Next time you’re stuck in a hole and want to keep digging, remember sometimes more work isn’t the answer. Instead, stop and listen to your body; it (and your coach!) will tell you what to do.
March 10th, 2019
Tempo runs are often misunderstood and feared as a result. Classic tempo runs should be run as close as possible - but under - your anaerobic threshold. Your lactate threshold is the point at which your body begins producing lactic acid faster than it is clearing it. You begin to tire rapidly and eventually slow down once you exceed this threshold. In well-trained athletes lactate threshold corresponds to around hour race pace. For everyday athletes, anything from 8 minute repeats to 20 or 25 minutes of continuous effort at this effort is very effective for increasing lactate threshold.
A well-run tempo is challenging but doable. You should finish feeling as though another mile or two at that effort would have been doable but you had to work hard. A tempo was too fast if you finish with tightening legs which are starting to burn.
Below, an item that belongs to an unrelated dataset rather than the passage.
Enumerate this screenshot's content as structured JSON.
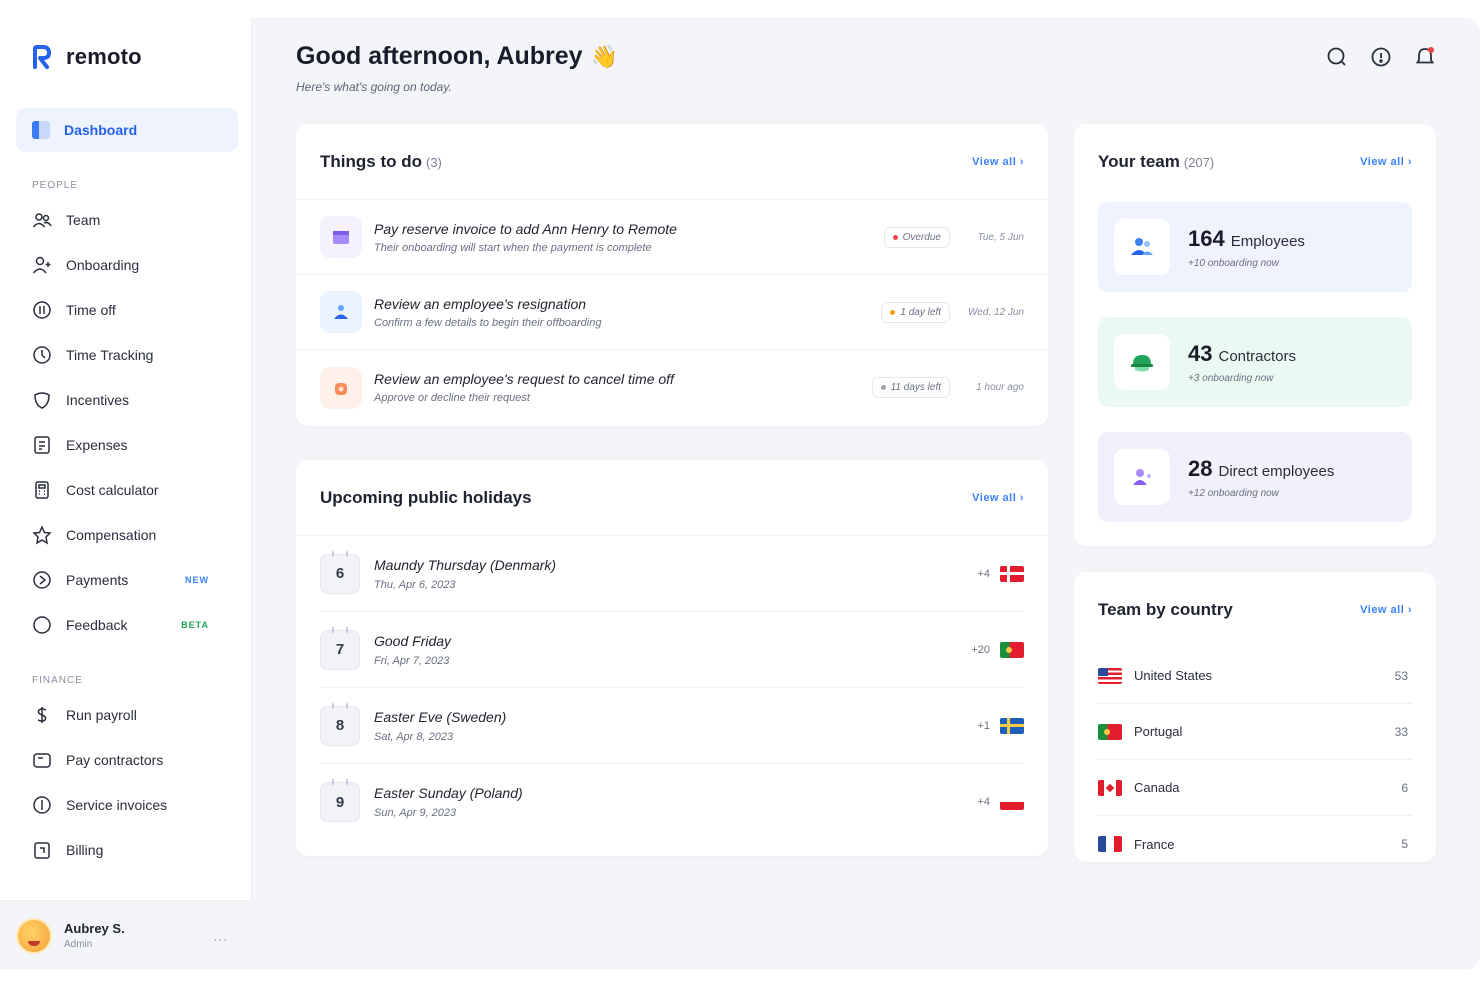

Properly executed tempo work allows you to run faster for longer before accumulating lactic acid, which, given marathon pace is approximately 95% of tempo pace, is always a good thing!
Pay attention to effort on tempo days and avoid getting above your lactate threshold. If you pace your tempo runs properly, you should finish feeling accomplished and confident - which is the goal of all hard days!
Pictured left, Staying fast while relaxed is key
February 24th, 2019
I have been fighting my 4:30 AM alarm lately and it seems like I’m not alone with the Winter Blues hitting a few athletes I know. I’ve always found that running is a lot easier than thinking about running when you're low on motivation. This week's advice is to resist dwelling on upcoming workouts - excitement or visualizing is great but dread is not.
In the same way that breaking a 10,000 m into 200’s makes a huge difference, don’t wake up and see ten miles in the cold. Instead, just think about putting on your shoes; then walk out the door; then start running. While each individual step is relatively easy, the cumulative weight of all the steps can be overbearing.
If you find yourself dwelling on an upcoming session, accept that it is going to happen then let your mind wander onto your next set of thoughts instead of staying on the topic. You’ll find you’ve got a lot more mental energy to spend when you actually get to your session and you will enjoy it much more!
Pictured left, The Wife staring down a 5 AM run
February 17th, 2019
Strength is essential to running well. A strong runner will be less likely to get injured and absorbs training better than a weak runner. There are a lot of different ways to get strong, the trick is finding the training modality which gets you excited and you consistently do. My athletes do everything from bodybuilding, traditional gym work, boot camps, P90X, hills repeats, to yoga.
The type of strength work you do is a lot less important than whether or not you do it consistently! If you have a strength program but don’t hit the sessions, consider trying some different types of workouts to find something you will consistently do!
A strong runner is a happy, healthy runner - so go get strong(er)!
Pictured left, Patrick Strong doing heavy deads in his gym (sorry neighbors)
February 11th, 2019